Now we can get back to being sulky about football, blase about cricket and indifferent to all other sports.

Mean spirited?

Maybe, but I have nothing against the sport, only admiration for the competitors - able-bodied and otherwise - and reverence for the organisers, volunteers and backroom staff.

The action has been breathtaking, the personal stories of triumph over adversity astonishing and the TV pictures immaculate.

Has anyone with a heart had tears of pride and joy in their eyes more often in a month than we have had in the last 30 days?

It’s the commentators that make the end of London 2012 a blessed relief.

No more Nicky Campbell and George Riley going on every morning on Radio Five Live how lucky they are to be having the best fortnight of their lives at the Olympic Stadium.

How they will miss it, the poor lambs, when they have to go back to their day jobs.

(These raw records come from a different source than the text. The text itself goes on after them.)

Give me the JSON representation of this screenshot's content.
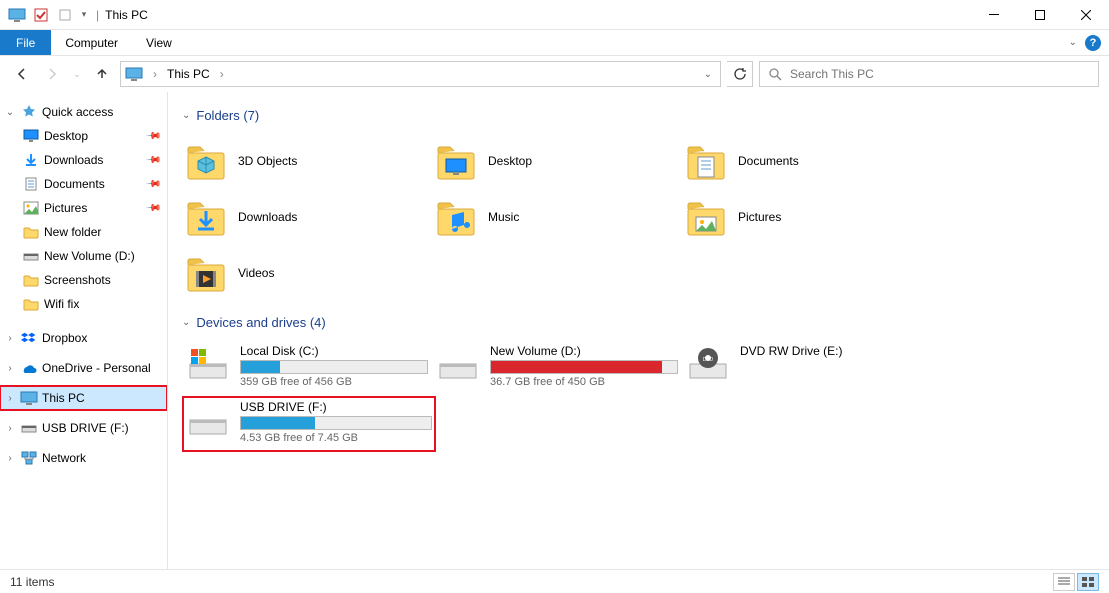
{
  "window": {
    "title": "This PC"
  },
  "ribbon": {
    "file": "File",
    "computer": "Computer",
    "view": "View"
  },
  "address": {
    "crumb": "This PC",
    "search_placeholder": "Search This PC"
  },
  "sidebar": {
    "quick_access": "Quick access",
    "items": [
      {
        "label": "Desktop",
        "icon": "desktop",
        "pinned": true
      },
      {
        "label": "Downloads",
        "icon": "downloads",
        "pinned": true
      },
      {
        "label": "Documents",
        "icon": "documents",
        "pinned": true
      },
      {
        "label": "Pictures",
        "icon": "pictures",
        "pinned": true
      },
      {
        "label": "New folder",
        "icon": "folder",
        "pinned": false
      },
      {
        "label": "New Volume (D:)",
        "icon": "drive",
        "pinned": false
      },
      {
        "label": "Screenshots",
        "icon": "folder",
        "pinned": false
      },
      {
        "label": "Wifi fix",
        "icon": "folder",
        "pinned": false
      }
    ],
    "dropbox": "Dropbox",
    "onedrive": "OneDrive - Personal",
    "this_pc": "This PC",
    "usb": "USB DRIVE (F:)",
    "network": "Network"
  },
  "content": {
    "folders_header": "Folders (7)",
    "folders": [
      {
        "label": "3D Objects",
        "icon": "3d"
      },
      {
        "label": "Desktop",
        "icon": "desktop"
      },
      {
        "label": "Documents",
        "icon": "documents"
      },
      {
        "label": "Downloads",
        "icon": "downloads"
      },
      {
        "label": "Music",
        "icon": "music"
      },
      {
        "label": "Pictures",
        "icon": "pictures"
      },
      {
        "label": "Videos",
        "icon": "videos"
      }
    ],
    "drives_header": "Devices and drives (4)",
    "drives": [
      {
        "name": "Local Disk (C:)",
        "free_text": "359 GB free of 456 GB",
        "pct_used": 21,
        "color": "blue",
        "icon": "os",
        "highlighted": false
      },
      {
        "name": "New Volume (D:)",
        "free_text": "36.7 GB free of 450 GB",
        "pct_used": 92,
        "color": "red",
        "icon": "drive",
        "highlighted": false
      },
      {
        "name": "DVD RW Drive (E:)",
        "free_text": "",
        "pct_used": null,
        "color": "",
        "icon": "dvd",
        "highlighted": false
      },
      {
        "name": "USB DRIVE (F:)",
        "free_text": "4.53 GB free of 7.45 GB",
        "pct_used": 39,
        "color": "blue",
        "icon": "drive",
        "highlighted": true
      }
    ]
  },
  "statusbar": {
    "count": "11 items"
  }
}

“How will we manage, without our daily Olympic fix,” they wail in self-mocking unison that actually isn’t all that self-mocking.

They have been wallowing in syrupy Olympic sentiment for a month while the rest of us listen to their early-morning reflected glory as we sit in traffic every day to come to work.

With my bitterness out of the way it’s also fair to say that London 2012 has been an unimagined success. A month ago who could have envisaged 12 million Brits tuning in to watch disabled athletes competing against each other in front of 82,000 people every day?

Swimmers and cyclists battling it out amid even more hyserical crowds than greeted their able-bodied counterparts?

Astonishing, uplifting and a great leap forward for humanity.

It’s not so long ago - the 1960s - that disabled people were thought by many in society to be best kept out of sight.

Now we have posters of paraplegic heroes plastered on kids walls all over the world.

Cerebral palsy sufferers used to be pitied and patronised.

Now we have their pictures on stamps.

There has been such empahasis on ‘Olympic Legacy’ throughout that the brilliant spoof ‘documentary’, 2012, has at times appeared less of a ‘Jubilympics’ send-up than the real thing.

But the country has actually changed.

We knew Britain could put on a good show - we had a dress rehearsal in June with the Queen’s Diamond Jubilee - we knew we were decent at sport, ready for a big event and cheering on our own has never been an issue.

But who knew how whole-heartedly we would embrace all competitors in both sets of games?

Who knew that our island tendency to trash everything early in case it goes wrong would so spectacularly blown away? Hanging on to our upgraded sensibilities will be the test and the BBC bods who barely missed a moment will get over it, though I don’t know if I will.

Jealousy can be a terrible thing.